How do you know that someone is who they say they are? It’s an age-old problem, and passwords were invented to solve it, a long long time ago. A simple shared piece of knowledge, that only someone on your side will know. Easy to implement (tell everyone on your side the password, don’t tell the enemy), easy to test (ask them what the password is and stab them with a pointy thing if they don’t get it right). Guards in the dark don’t need to identify uniforms or faces, they just need to get the password right.
We now have the same problem; how to identify a person, but unsurprisingly the solution that worked wonderfully for ancient armies is not ideal for the Internet. The combination of a public identifier (the user Id) and a private authenticator (the password) needs to be replaced badly. The problems are:
- Computers can ‘brute-force’ attacks by guessing random passwords very quickly.
- Dictionary attacks are even quicker, where the attacker runs through known words to see if any one of them is the password.
- Humans are really bad at remembering combinations of letters and numbers. For example: spelling. It seems most of the human population these days can’t even spell ‘lose’ correctly. What chance have we got of remembering ’4T2jO0vQbl2′?
- Hard to guess combinations of letters and numbers are also notoriously hard to remember. For exactly the same reason: each letter or number in the sequence is unrelated to any other. Any logical or semantic sequence in the password makes it easy to remember, but also easy to guess.
- Each site needs an individual, unique password. Sharing passwords between sites is a security risk because the security of the password relies on it being secret. Sharing it with more than one site means that the secret is shared, and a shared secret isn’t secret.
- Writing down the passwords is a security risk because then the passwords are only as secure as the piece of paper/text file they’re written on/in. Usually this is a post-it note on the monitor, which the experts in this area generally frown upon.
So we’re currently asking humans (who are known to be really bad at doing this) to remember an intentionally hard-to-remember random combination of letters and numbers for each site they intend to visit, without writing it down. And if they get it wrong we’re going to take their online identity and do bad things with it like steal their money or insult their friends.

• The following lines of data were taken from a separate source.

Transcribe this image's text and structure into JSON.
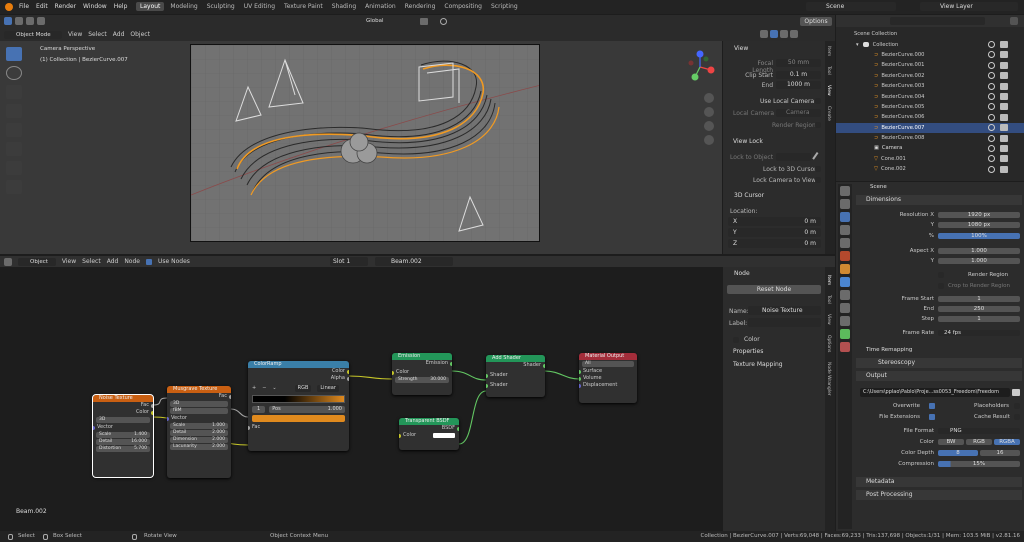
{
  "topbar": {
    "menus": [
      "File",
      "Edit",
      "Render",
      "Window",
      "Help"
    ],
    "workspaces": [
      "Layout",
      "Modeling",
      "Sculpting",
      "UV Editing",
      "Texture Paint",
      "Shading",
      "Animation",
      "Rendering",
      "Compositing",
      "Scripting"
    ],
    "active_workspace": "Layout",
    "scene": "Scene",
    "view_layer": "View Layer"
  },
  "viewport": {
    "mode": "Object Mode",
    "menus": [
      "View",
      "Select",
      "Add",
      "Object"
    ],
    "transform": "Global",
    "options": "Options",
    "title": "Camera Perspective",
    "subtitle": "(1) Collection | BezierCurve.007"
  },
  "npanel": {
    "tabs": [
      "Item",
      "Tool",
      "View",
      "Create",
      "Relations",
      "Quick Lights",
      "MACHIN3",
      "AutoRig",
      "MakeHu",
      "MakeTar"
    ],
    "view_header": "View",
    "focal_label": "Focal Length",
    "focal_value": "50 mm",
    "clip_start_label": "Clip Start",
    "clip_start_value": "0.1 m",
    "end_label": "End",
    "end_value": "1000 m",
    "use_local_camera": "Use Local Camera",
    "local_camera_label": "Local Camera",
    "local_camera_value": "Camera",
    "render_region": "Render Region",
    "view_lock": "View Lock",
    "lock_to_object": "Lock to Object",
    "lock_to_3d_cursor": "Lock to 3D Cursor",
    "lock_camera_to_view": "Lock Camera to View",
    "cursor_header": "3D Cursor",
    "location": "Location:",
    "x": "X",
    "y": "Y",
    "z": "Z",
    "zero": "0 m"
  },
  "nodeeditor": {
    "type": "Object",
    "menus": [
      "View",
      "Select",
      "Add",
      "Node"
    ],
    "use_nodes": "Use Nodes",
    "slot": "Slot 1",
    "material": "Beam.002",
    "footer_label": "Beam.002"
  },
  "nodes": {
    "noise": {
      "title": "Noise Texture",
      "fac": "Fac",
      "color": "Color",
      "dim": "3D",
      "vector": "Vector",
      "scale": "Scale",
      "scale_v": "1.400",
      "detail": "Detail",
      "detail_v": "16.000",
      "distortion": "Distortion",
      "distortion_v": "5.700"
    },
    "musgrave": {
      "title": "Musgrave Texture",
      "fac": "Fac",
      "dim": "3D",
      "type": "fBM",
      "vector": "Vector",
      "scale": "Scale",
      "scale_v": "1.000",
      "detail": "Detail",
      "detail_v": "2.000",
      "dimension": "Dimension",
      "dimension_v": "2.000",
      "lacunarity": "Lacunarity",
      "lacunarity_v": "2.000"
    },
    "colorramp": {
      "title": "ColorRamp",
      "color": "Color",
      "alpha": "Alpha",
      "mode": "RGB",
      "interp": "Linear",
      "index": "1",
      "pos": "Pos",
      "pos_v": "1.000",
      "fac": "Fac"
    },
    "emission": {
      "title": "Emission",
      "out": "Emission",
      "color": "Color",
      "strength": "Strength",
      "strength_v": "30.000"
    },
    "transparent": {
      "title": "Transparent BSDF",
      "out": "BSDF",
      "color": "Color"
    },
    "addshader": {
      "title": "Add Shader",
      "out": "Shader",
      "in1": "Shader",
      "in2": "Shader"
    },
    "output": {
      "title": "Material Output",
      "target": "All",
      "surface": "Surface",
      "volume": "Volume",
      "displacement": "Displacement"
    }
  },
  "nodepanel": {
    "tabs": [
      "Item",
      "Tool",
      "View",
      "Options",
      "Node Wrangler"
    ],
    "node_header": "Node",
    "reset": "Reset Node",
    "name_label": "Name:",
    "name_value": "Noise Texture",
    "label_label": "Label:",
    "color": "Color",
    "properties": "Properties",
    "texture_mapping": "Texture Mapping"
  },
  "outliner": {
    "root": "Scene Collection",
    "items": [
      "Collection",
      "BezierCurve.000",
      "BezierCurve.001",
      "BezierCurve.002",
      "BezierCurve.003",
      "BezierCurve.004",
      "BezierCurve.005",
      "BezierCurve.006",
      "BezierCurve.007",
      "BezierCurve.008",
      "Camera",
      "Cone.001",
      "Cone.002"
    ],
    "selected": "BezierCurve.007"
  },
  "properties": {
    "scene": "Scene",
    "dimensions": "Dimensions",
    "res_x_label": "Resolution X",
    "res_x": "1920 px",
    "y_label": "Y",
    "res_y": "1080 px",
    "pct_label": "%",
    "pct": "100%",
    "aspect_x_label": "Aspect X",
    "aspect_x": "1.000",
    "aspect_y": "1.000",
    "render_region": "Render Region",
    "crop": "Crop to Render Region",
    "frame_start_label": "Frame Start",
    "frame_start": "1",
    "end_label": "End",
    "frame_end": "250",
    "step_label": "Step",
    "step": "1",
    "frame_rate_label": "Frame Rate",
    "frame_rate": "24 fps",
    "time_remapping": "Time Remapping",
    "stereoscopy": "Stereoscopy",
    "output": "Output",
    "path": "C:\\Users\\pplao\\Pablo\\Proje...ss0053_Freedom\\Freedom",
    "overwrite": "Overwrite",
    "placeholders": "Placeholders",
    "file_extensions": "File Extensions",
    "cache_result": "Cache Result",
    "file_format_label": "File Format",
    "file_format": "PNG",
    "color_label": "Color",
    "bw": "BW",
    "rgb": "RGB",
    "rgba": "RGBA",
    "color_depth_label": "Color Depth",
    "d8": "8",
    "d16": "16",
    "compression_label": "Compression",
    "compression": "15%",
    "metadata": "Metadata",
    "post_processing": "Post Processing"
  },
  "status": {
    "select": "Select",
    "box_select": "Box Select",
    "rotate_view": "Rotate View",
    "context_menu": "Object Context Menu",
    "stats": "Collection | BezierCurve.007 | Verts:69,048 | Faces:69,233 | Tris:137,698 | Objects:1/31 | Mem: 103.5 MiB | v2.81.16"
  },
  "colors": {
    "accent": "#4772b3",
    "orange": "#e08a1e",
    "selected_row": "#334d80"
  }
}
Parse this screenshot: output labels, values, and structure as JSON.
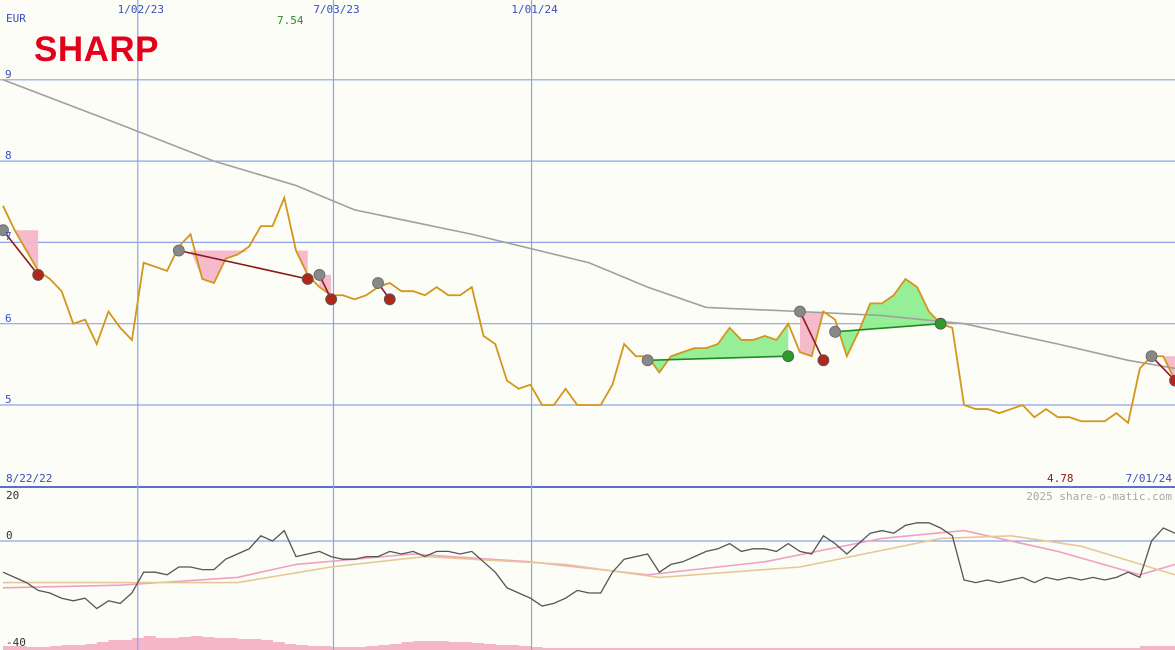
{
  "logo": {
    "text": "SHARP",
    "color": "#e3001b"
  },
  "currency": "EUR",
  "watermark": "2025 share-o-matic.com",
  "price_panel": {
    "high_label": "7.54",
    "low_label": "4.78",
    "start_date": "8/22/22",
    "end_date": "7/01/24",
    "x_ticks": [
      "1/02/23",
      "7/03/23",
      "1/01/24"
    ],
    "y_ticks": [
      "9",
      "8",
      "7",
      "6",
      "5"
    ]
  },
  "osc_panel": {
    "y_ticks": [
      "20",
      "0",
      "-40"
    ]
  },
  "colors": {
    "price": "#d4951c",
    "moving_average": "#a0a0a0",
    "grid": "#8ea2ea",
    "up_fill": "#90ee90",
    "down_fill": "#f4b6c8",
    "up_marker": "#2e9a2e",
    "down_marker": "#b0281c",
    "start_marker": "#888888",
    "oscillator": "#555555",
    "signal_pink": "#f2a0c0",
    "signal_tan": "#e6c898",
    "volume": "#f4b6c8"
  },
  "chart_data": [
    {
      "type": "line",
      "ylim": [
        4,
        9.5
      ],
      "x_index_range": [
        0,
        100
      ],
      "series": [
        {
          "kind": "price",
          "values": [
            7.45,
            7.15,
            6.9,
            6.65,
            6.55,
            6.4,
            6.0,
            6.05,
            5.75,
            6.15,
            5.95,
            5.8,
            6.75,
            6.7,
            6.65,
            6.95,
            7.1,
            6.55,
            6.5,
            6.8,
            6.85,
            6.95,
            7.2,
            7.2,
            7.55,
            6.9,
            6.6,
            6.45,
            6.35,
            6.35,
            6.3,
            6.35,
            6.45,
            6.5,
            6.4,
            6.4,
            6.35,
            6.45,
            6.35,
            6.35,
            6.45,
            5.85,
            5.75,
            5.3,
            5.2,
            5.25,
            5.0,
            5.0,
            5.2,
            5.0,
            5.0,
            5.0,
            5.25,
            5.75,
            5.6,
            5.6,
            5.4,
            5.6,
            5.65,
            5.7,
            5.7,
            5.75,
            5.95,
            5.8,
            5.8,
            5.85,
            5.8,
            6.0,
            5.65,
            5.6,
            6.15,
            6.05,
            5.6,
            5.9,
            6.25,
            6.25,
            6.35,
            6.55,
            6.45,
            6.15,
            6.0,
            5.95,
            5.0,
            4.95,
            4.95,
            4.9,
            4.95,
            5.0,
            4.85,
            4.95,
            4.85,
            4.85,
            4.8,
            4.8,
            4.8,
            4.9,
            4.78,
            5.45,
            5.6,
            5.6,
            5.3
          ]
        },
        {
          "kind": "moving_average",
          "points": [
            [
              0,
              9.0
            ],
            [
              10,
              8.45
            ],
            [
              18,
              8.0
            ],
            [
              25,
              7.7
            ],
            [
              30,
              7.4
            ],
            [
              40,
              7.1
            ],
            [
              50,
              6.75
            ],
            [
              55,
              6.45
            ],
            [
              60,
              6.2
            ],
            [
              68,
              6.15
            ],
            [
              75,
              6.1
            ],
            [
              82,
              6.0
            ],
            [
              90,
              5.75
            ],
            [
              96,
              5.55
            ],
            [
              100,
              5.45
            ]
          ]
        }
      ],
      "signals": [
        {
          "kind": "down",
          "start": [
            0,
            7.15
          ],
          "end": [
            3,
            6.6
          ]
        },
        {
          "kind": "down",
          "start": [
            15,
            6.9
          ],
          "end": [
            26,
            6.55
          ]
        },
        {
          "kind": "down",
          "start": [
            27,
            6.6
          ],
          "end": [
            28,
            6.3
          ]
        },
        {
          "kind": "down",
          "start": [
            32,
            6.5
          ],
          "end": [
            33,
            6.3
          ]
        },
        {
          "kind": "up",
          "start": [
            55,
            5.55
          ],
          "end": [
            67,
            5.6
          ]
        },
        {
          "kind": "down",
          "start": [
            68,
            6.15
          ],
          "end": [
            70,
            5.55
          ]
        },
        {
          "kind": "up",
          "start": [
            71,
            5.9
          ],
          "end": [
            80,
            6.0
          ]
        },
        {
          "kind": "down",
          "start": [
            98,
            5.6
          ],
          "end": [
            100,
            5.3
          ]
        }
      ]
    },
    {
      "type": "line",
      "ylim": [
        -40,
        23
      ],
      "series": [
        {
          "kind": "oscillator",
          "values": [
            -12,
            -14,
            -16,
            -19,
            -20,
            -22,
            -23,
            -22,
            -26,
            -23,
            -24,
            -20,
            -12,
            -12,
            -13,
            -10,
            -10,
            -11,
            -11,
            -7,
            -5,
            -3,
            2,
            0,
            4,
            -6,
            -5,
            -4,
            -6,
            -7,
            -7,
            -6,
            -6,
            -4,
            -5,
            -4,
            -6,
            -4,
            -4,
            -5,
            -4,
            -8,
            -12,
            -18,
            -20,
            -22,
            -25,
            -24,
            -22,
            -19,
            -20,
            -20,
            -12,
            -7,
            -6,
            -5,
            -12,
            -9,
            -8,
            -6,
            -4,
            -3,
            -1,
            -4,
            -3,
            -3,
            -4,
            -1,
            -4,
            -5,
            2,
            -1,
            -5,
            -1,
            3,
            4,
            3,
            6,
            7,
            7,
            5,
            2,
            -15,
            -16,
            -15,
            -16,
            -15,
            -14,
            -16,
            -14,
            -15,
            -14,
            -15,
            -14,
            -15,
            -14,
            -12,
            -14,
            0,
            5,
            3,
            0,
            -1
          ]
        },
        {
          "kind": "signal_pink",
          "points": [
            [
              0,
              -18
            ],
            [
              10,
              -17
            ],
            [
              20,
              -14
            ],
            [
              25,
              -9
            ],
            [
              35,
              -5
            ],
            [
              45,
              -8
            ],
            [
              55,
              -13
            ],
            [
              65,
              -8
            ],
            [
              75,
              1
            ],
            [
              82,
              4
            ],
            [
              90,
              -4
            ],
            [
              97,
              -13
            ],
            [
              100,
              -9
            ]
          ]
        },
        {
          "kind": "signal_tan",
          "points": [
            [
              0,
              -16
            ],
            [
              10,
              -16
            ],
            [
              20,
              -16
            ],
            [
              28,
              -10
            ],
            [
              36,
              -6
            ],
            [
              48,
              -9
            ],
            [
              56,
              -14
            ],
            [
              68,
              -10
            ],
            [
              80,
              1
            ],
            [
              86,
              2
            ],
            [
              92,
              -2
            ],
            [
              100,
              -13
            ]
          ]
        }
      ]
    }
  ]
}
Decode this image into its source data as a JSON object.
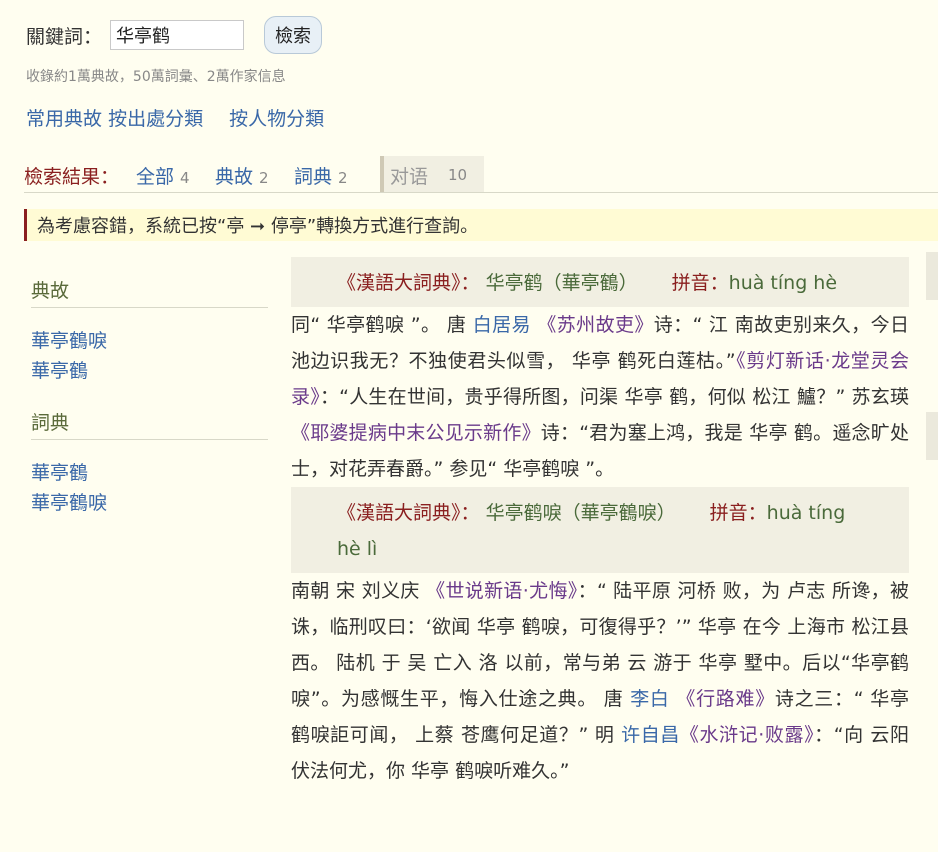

What’s worse, every site implements a ‘forgotten your password?’ feature that allows anyone with access to your email to reset every single password. So in fact all your passwords are only as secure as your email. And you’ve got your email permanently logged in on your smartphone right? So if you lose your smartphone you can lose your entire online identity because whoever has your phone can change all your passwords and lock you out of your own identity.
This is so broken. So why don’t we change it?
- Because passwords are easy to implement.
- Because people are trained to accept passwords as being secure, so not implementing passwords equals not being secure.
- Because choosing a unique and hard-to-guess password and ensuring it remains secure is a user problem, not a server problem. If a user loses their identity because their password got compromised, that’s their fault. Anything else might make it the server’s problem.
- Because it works most of the time and when it fails nothing really bad happens (unless it happens to you).
- Because forcing your users to have an account with your site means you’re managing the customer relationship (this is not true and very poor logic but is trotted out to support password identification occasionally).
I say enough. Let’s be the change we want to see in the world. As Exhibit’s resident Uber Geek, here are my pro tips for appropriate user identification strategies:
- Do you need to securely identify your users? I mean really need to? If it’s online banking, yes. If it’s a blog comment system, probably not. Forcing your users to remember one more password will actually deter them from using your site. Make it easy, let them just post with their email address and whatever nickname they want. If they abuse it you can moderate your way out of it (and that’s engagement with your customers, which is good, right?).
- If you do need to identify your users properly, use a 3rd party. If your users are under 40, they almost certainly have a Facebook account, and Facebook has a simple identity verification system that will let your users identify themselves to Facebook, and Facebook then identifies the user for your site. Google has the same service, as does Microsoft.
- If you need to identify your users, and you can’t/won’t use a third party, then consider using a passphrase of 3-4 words instead of a password. Pass-phrases are a lot easier for humans to remember because we can tell stories about the words, but it’s actually way more difficult for computers to guess a passphrase system than an 8 digit password.
And finally from a user’s perspective, DON’T USE THE SAME PASSWORDS!! Sorry if that sounds shouty, but seriously you are putting yourself at huge risk, especially if you utilise any sort of online banking or purchasing system. Check out Awkward Web Guy’s explanation as to what to do instead below.
Over and out …. Marcus